Anti-union ads target Congressional candidates
You may have seen the TV ads. Several national anti-union groups are targeting Congressional candidates who support the Employee Free Choice Act, U.S. labor's top legislative priority.

[Left, a Grim Reaper associated with a well-funded anti-union group shadows U.S. Senate candidate Jeff Merkley at a Milwaukie Farmers Market campaign appearance.]

State of the unions
For the Northwest Labor Press, Labor Day is an annual opening to take a step back and ask how workers — and the labor movement — are doing.

Rule change in workers’ comp medical fees could harm injured workers
Union officials and some health care groups believe that a temporary emergency rule issued last month by the Oregon Workers’ Compensation Division creates “sweeping changes” to the system that could drive out some medical providers.
Oregon unions oppose slew of ballot measures
Oregon voters will see 12 measures on their mail-in ballots this fall: eight citizen initiatives and four legislative referrals. The four referrals are likely to get labor support, but all but one of the initiatives are opposed by organized labor.
Washington AFL-CIO convention focuses on politics
Judging by last week’s convention of the Washington State Labor Council, AFL-CIO, the ballot box has eclipsed the bargaining table as the focus of union attention.

Boeing Machinists take strike vote, contract expires Sept. 3
Negotiations are reaching a critical stage at Boeing Co., where last month members of the International Association of Machinists and Aerospace Workers authorized a strike. The union represents more than 24,000 workers in the Puget Sound area in Washington, and in Gresham, Oregon, and Wichita, Kansas.

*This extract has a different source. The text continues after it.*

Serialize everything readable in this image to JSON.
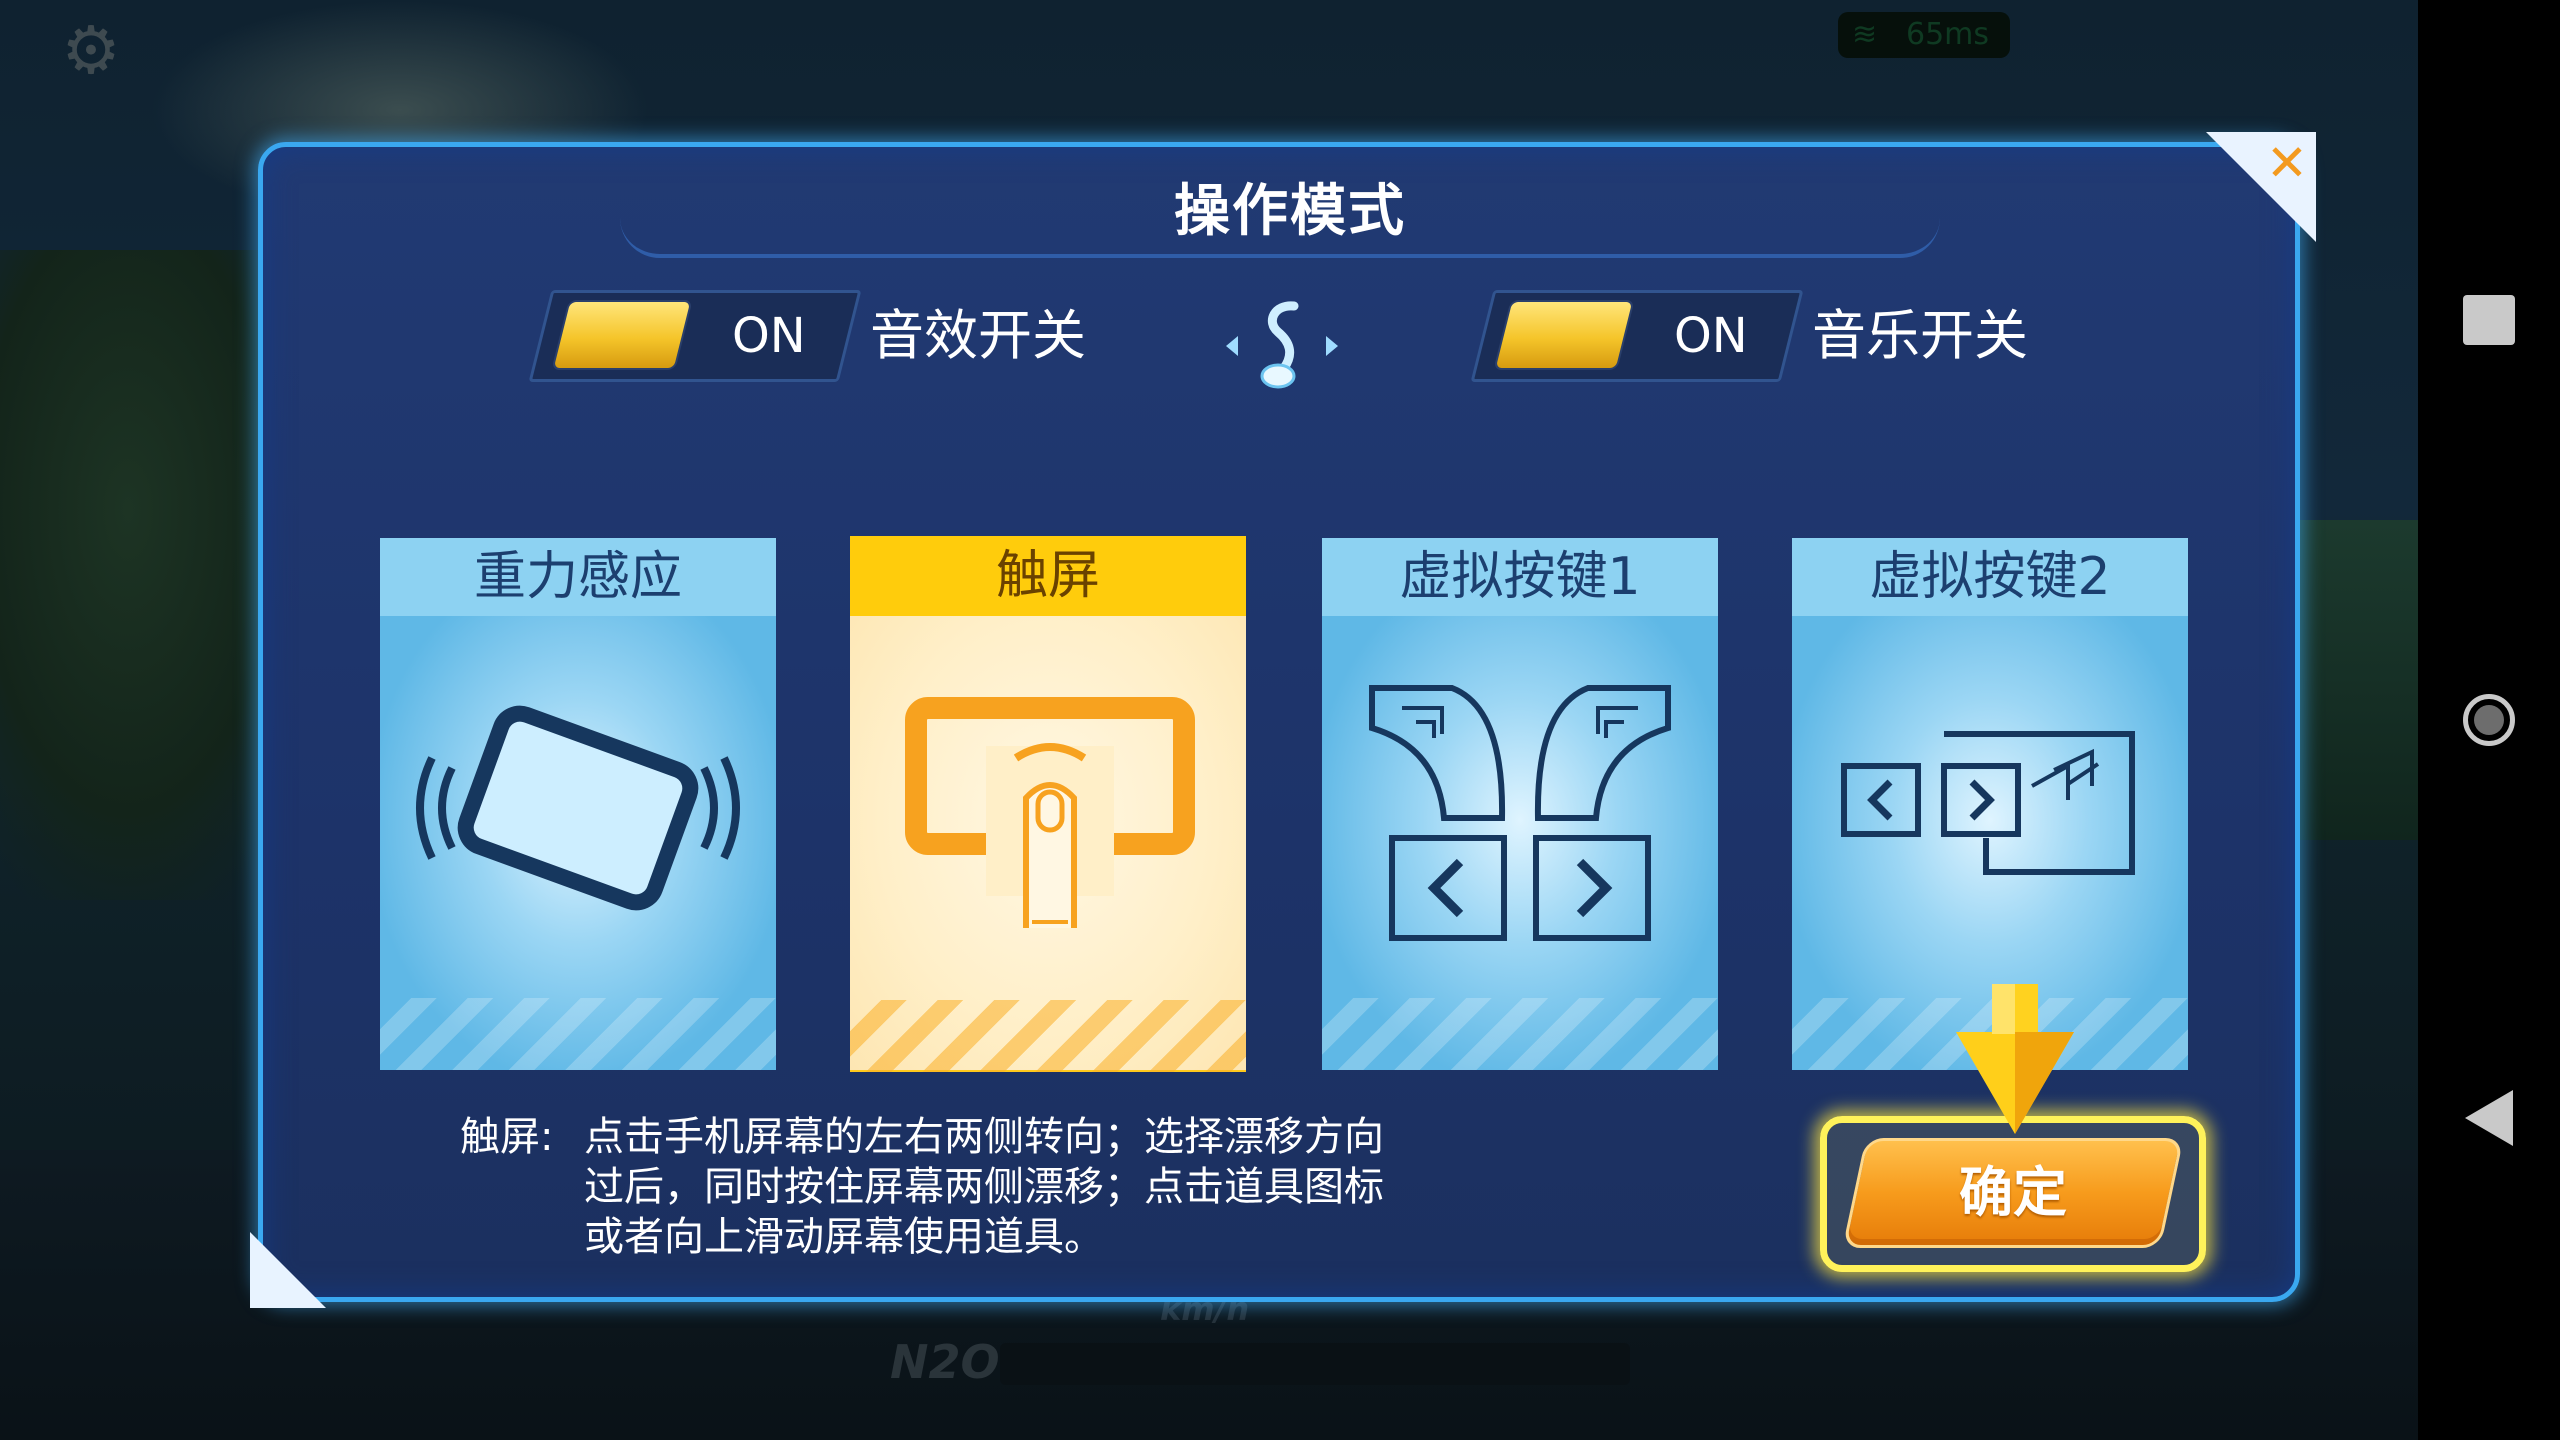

The existing contract expires Sept. 3. The Machinists struck for 28 days before ratifying that contract.

New contract at Cascade General; new officers at Metal Trades Council
Shipyard workers ratified a new three-year contract that provides for wage increases of $1 an hour in each of the next three years; full maintenance of benefits for health insurance; and pension hikes of 10 cents an hour the first two years and 5 cents more in the third year.